--- STUDY MATERIAL Enclosed Below ---

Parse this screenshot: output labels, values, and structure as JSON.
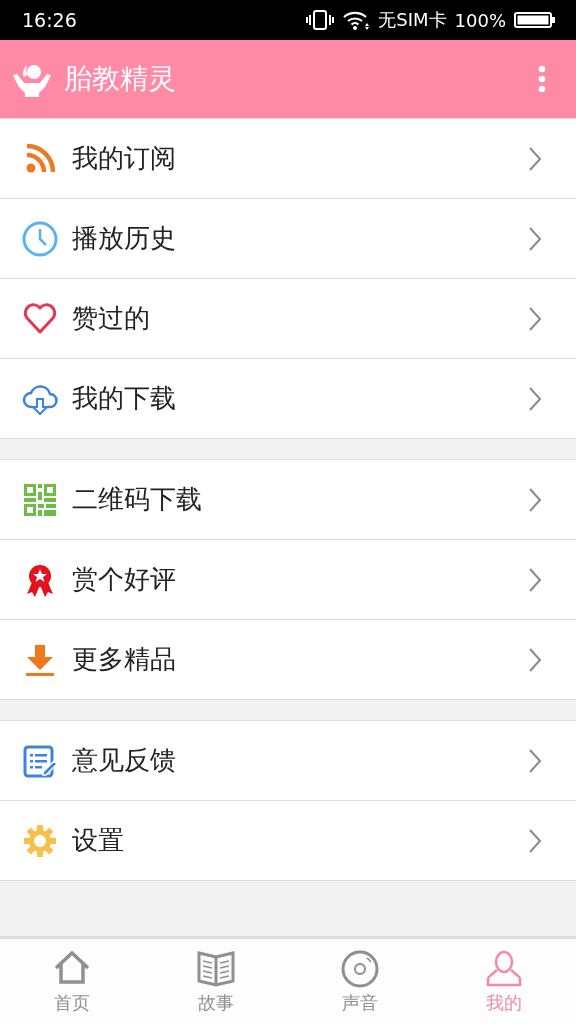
{
  "status_bar": {
    "time": "16:26",
    "carrier": "无SIM卡",
    "battery": "100%"
  },
  "app_bar": {
    "title": "胎教精灵"
  },
  "menu_groups": [
    [
      {
        "kind": "rss",
        "label": "我的订阅"
      },
      {
        "kind": "clock",
        "label": "播放历史"
      },
      {
        "kind": "heart",
        "label": "赞过的"
      },
      {
        "kind": "cloud",
        "label": "我的下载"
      }
    ],
    [
      {
        "kind": "qr",
        "label": "二维码下载"
      },
      {
        "kind": "ribbon",
        "label": "赏个好评"
      },
      {
        "kind": "download",
        "label": "更多精品"
      }
    ],
    [
      {
        "kind": "feedback",
        "label": "意见反馈"
      },
      {
        "kind": "gear",
        "label": "设置"
      }
    ]
  ],
  "tabs": [
    {
      "kind": "home",
      "label": "首页",
      "selected": false
    },
    {
      "kind": "book",
      "label": "故事",
      "selected": false
    },
    {
      "kind": "disc",
      "label": "声音",
      "selected": false
    },
    {
      "kind": "person",
      "label": "我的",
      "selected": true
    }
  ]
}
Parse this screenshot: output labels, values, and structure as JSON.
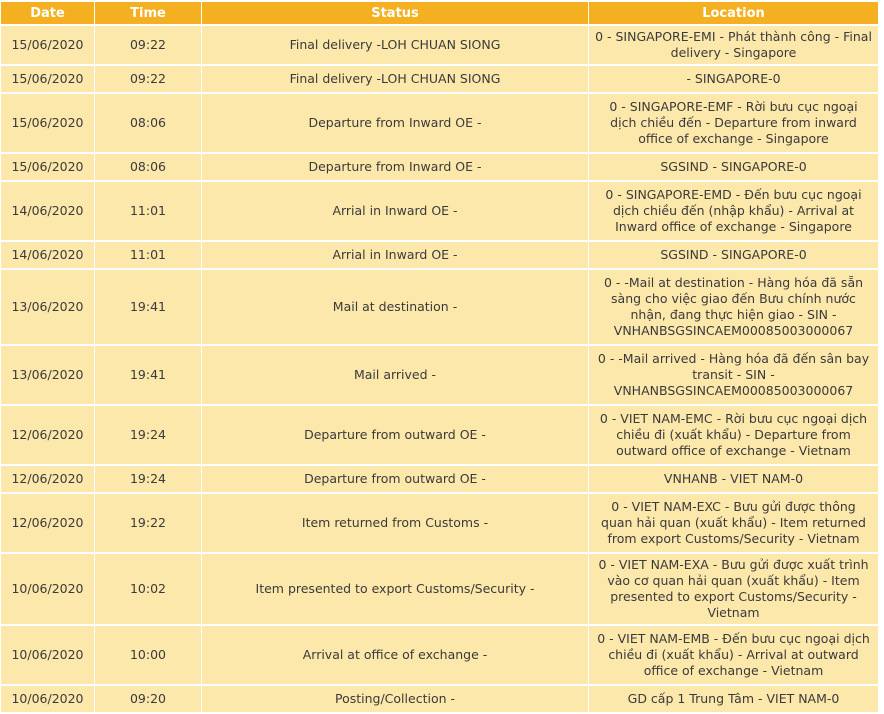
{
  "headers": {
    "date": "Date",
    "time": "Time",
    "status": "Status",
    "location": "Location"
  },
  "rows": [
    {
      "date": "15/06/2020",
      "time": "09:22",
      "status": "Final delivery -LOH CHUAN SIONG",
      "location": "0 - SINGAPORE-EMI - Phát thành công - Final delivery - Singapore"
    },
    {
      "date": "15/06/2020",
      "time": "09:22",
      "status": "Final delivery -LOH CHUAN SIONG",
      "location": "- SINGAPORE-0"
    },
    {
      "date": "15/06/2020",
      "time": "08:06",
      "status": "Departure from Inward OE -",
      "location": "0 - SINGAPORE-EMF - Rời bưu cục ngoại dịch chiều đến - Departure from inward office of exchange - Singapore"
    },
    {
      "date": "15/06/2020",
      "time": "08:06",
      "status": "Departure from Inward OE -",
      "location": "SGSIND - SINGAPORE-0"
    },
    {
      "date": "14/06/2020",
      "time": "11:01",
      "status": "Arrial in Inward OE -",
      "location": "0 - SINGAPORE-EMD - Đến bưu cục ngoại dịch chiều đến (nhập khẩu) - Arrival at Inward office of exchange - Singapore"
    },
    {
      "date": "14/06/2020",
      "time": "11:01",
      "status": "Arrial in Inward OE -",
      "location": "SGSIND - SINGAPORE-0"
    },
    {
      "date": "13/06/2020",
      "time": "19:41",
      "status": "Mail at destination -",
      "location": "0 - -Mail at destination - Hàng hóa đã sẵn sàng cho việc giao đến Bưu chính nước nhận, đang thực hiện giao - SIN - VNHANBSGSINCAEM00085003000067"
    },
    {
      "date": "13/06/2020",
      "time": "19:41",
      "status": "Mail arrived -",
      "location": "0 - -Mail arrived - Hàng hóa đã đến sân bay transit - SIN - VNHANBSGSINCAEM00085003000067"
    },
    {
      "date": "12/06/2020",
      "time": "19:24",
      "status": "Departure from outward OE -",
      "location": "0 - VIET NAM-EMC - Rời bưu cục ngoại dịch chiều đi (xuất khẩu) - Departure from outward office of exchange - Vietnam"
    },
    {
      "date": "12/06/2020",
      "time": "19:24",
      "status": "Departure from outward OE -",
      "location": "VNHANB - VIET NAM-0"
    },
    {
      "date": "12/06/2020",
      "time": "19:22",
      "status": "Item returned from Customs -",
      "location": "0 - VIET NAM-EXC - Bưu gửi được thông quan hải quan (xuất khẩu) - Item returned from export Customs/Security - Vietnam"
    },
    {
      "date": "10/06/2020",
      "time": "10:02",
      "status": "Item presented to export Customs/Security -",
      "location": "0 - VIET NAM-EXA - Bưu gửi được xuất trình vào cơ quan hải quan (xuất khẩu) - Item presented to export Customs/Security - Vietnam"
    },
    {
      "date": "10/06/2020",
      "time": "10:00",
      "status": "Arrival at office of exchange -",
      "location": "0 - VIET NAM-EMB - Đến bưu cục ngoại dịch chiều đi (xuất khẩu) - Arrival at outward office of exchange - Vietnam"
    },
    {
      "date": "10/06/2020",
      "time": "09:20",
      "status": "Posting/Collection -",
      "location": "GD cấp 1 Trung Tâm - VIET NAM-0"
    }
  ]
}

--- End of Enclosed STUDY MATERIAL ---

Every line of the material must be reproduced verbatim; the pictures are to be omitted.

▸ **EXERCISE ANSWER**:
Parse this screenshot: output labels, values, and structure as JSON.
{
  "status_bar": {
    "time": "16:26",
    "carrier": "无SIM卡",
    "battery": "100%"
  },
  "app_bar": {
    "title": "胎教精灵"
  },
  "menu_groups": [
    [
      {
        "kind": "rss",
        "label": "我的订阅"
      },
      {
        "kind": "clock",
        "label": "播放历史"
      },
      {
        "kind": "heart",
        "label": "赞过的"
      },
      {
        "kind": "cloud",
        "label": "我的下载"
      }
    ],
    [
      {
        "kind": "qr",
        "label": "二维码下载"
      },
      {
        "kind": "ribbon",
        "label": "赏个好评"
      },
      {
        "kind": "download",
        "label": "更多精品"
      }
    ],
    [
      {
        "kind": "feedback",
        "label": "意见反馈"
      },
      {
        "kind": "gear",
        "label": "设置"
      }
    ]
  ],
  "tabs": [
    {
      "kind": "home",
      "label": "首页",
      "selected": false
    },
    {
      "kind": "book",
      "label": "故事",
      "selected": false
    },
    {
      "kind": "disc",
      "label": "声音",
      "selected": false
    },
    {
      "kind": "person",
      "label": "我的",
      "selected": true
    }
  ]
}
Parse this screenshot: output labels, values, and structure as JSON.
{
  "headers": {
    "date": "Date",
    "time": "Time",
    "status": "Status",
    "location": "Location"
  },
  "rows": [
    {
      "date": "15/06/2020",
      "time": "09:22",
      "status": "Final delivery -LOH CHUAN SIONG",
      "location": "0 - SINGAPORE-EMI - Phát thành công - Final delivery - Singapore"
    },
    {
      "date": "15/06/2020",
      "time": "09:22",
      "status": "Final delivery -LOH CHUAN SIONG",
      "location": "- SINGAPORE-0"
    },
    {
      "date": "15/06/2020",
      "time": "08:06",
      "status": "Departure from Inward OE -",
      "location": "0 - SINGAPORE-EMF - Rời bưu cục ngoại dịch chiều đến - Departure from inward office of exchange - Singapore"
    },
    {
      "date": "15/06/2020",
      "time": "08:06",
      "status": "Departure from Inward OE -",
      "location": "SGSIND - SINGAPORE-0"
    },
    {
      "date": "14/06/2020",
      "time": "11:01",
      "status": "Arrial in Inward OE -",
      "location": "0 - SINGAPORE-EMD - Đến bưu cục ngoại dịch chiều đến (nhập khẩu) - Arrival at Inward office of exchange - Singapore"
    },
    {
      "date": "14/06/2020",
      "time": "11:01",
      "status": "Arrial in Inward OE -",
      "location": "SGSIND - SINGAPORE-0"
    },
    {
      "date": "13/06/2020",
      "time": "19:41",
      "status": "Mail at destination -",
      "location": "0 - -Mail at destination - Hàng hóa đã sẵn sàng cho việc giao đến Bưu chính nước nhận, đang thực hiện giao - SIN - VNHANBSGSINCAEM00085003000067"
    },
    {
      "date": "13/06/2020",
      "time": "19:41",
      "status": "Mail arrived -",
      "location": "0 - -Mail arrived - Hàng hóa đã đến sân bay transit - SIN - VNHANBSGSINCAEM00085003000067"
    },
    {
      "date": "12/06/2020",
      "time": "19:24",
      "status": "Departure from outward OE -",
      "location": "0 - VIET NAM-EMC - Rời bưu cục ngoại dịch chiều đi (xuất khẩu) - Departure from outward office of exchange - Vietnam"
    },
    {
      "date": "12/06/2020",
      "time": "19:24",
      "status": "Departure from outward OE -",
      "location": "VNHANB - VIET NAM-0"
    },
    {
      "date": "12/06/2020",
      "time": "19:22",
      "status": "Item returned from Customs -",
      "location": "0 - VIET NAM-EXC - Bưu gửi được thông quan hải quan (xuất khẩu) - Item returned from export Customs/Security - Vietnam"
    },
    {
      "date": "10/06/2020",
      "time": "10:02",
      "status": "Item presented to export Customs/Security -",
      "location": "0 - VIET NAM-EXA - Bưu gửi được xuất trình vào cơ quan hải quan (xuất khẩu) - Item presented to export Customs/Security - Vietnam"
    },
    {
      "date": "10/06/2020",
      "time": "10:00",
      "status": "Arrival at office of exchange -",
      "location": "0 - VIET NAM-EMB - Đến bưu cục ngoại dịch chiều đi (xuất khẩu) - Arrival at outward office of exchange - Vietnam"
    },
    {
      "date": "10/06/2020",
      "time": "09:20",
      "status": "Posting/Collection -",
      "location": "GD cấp 1 Trung Tâm - VIET NAM-0"
    }
  ]
}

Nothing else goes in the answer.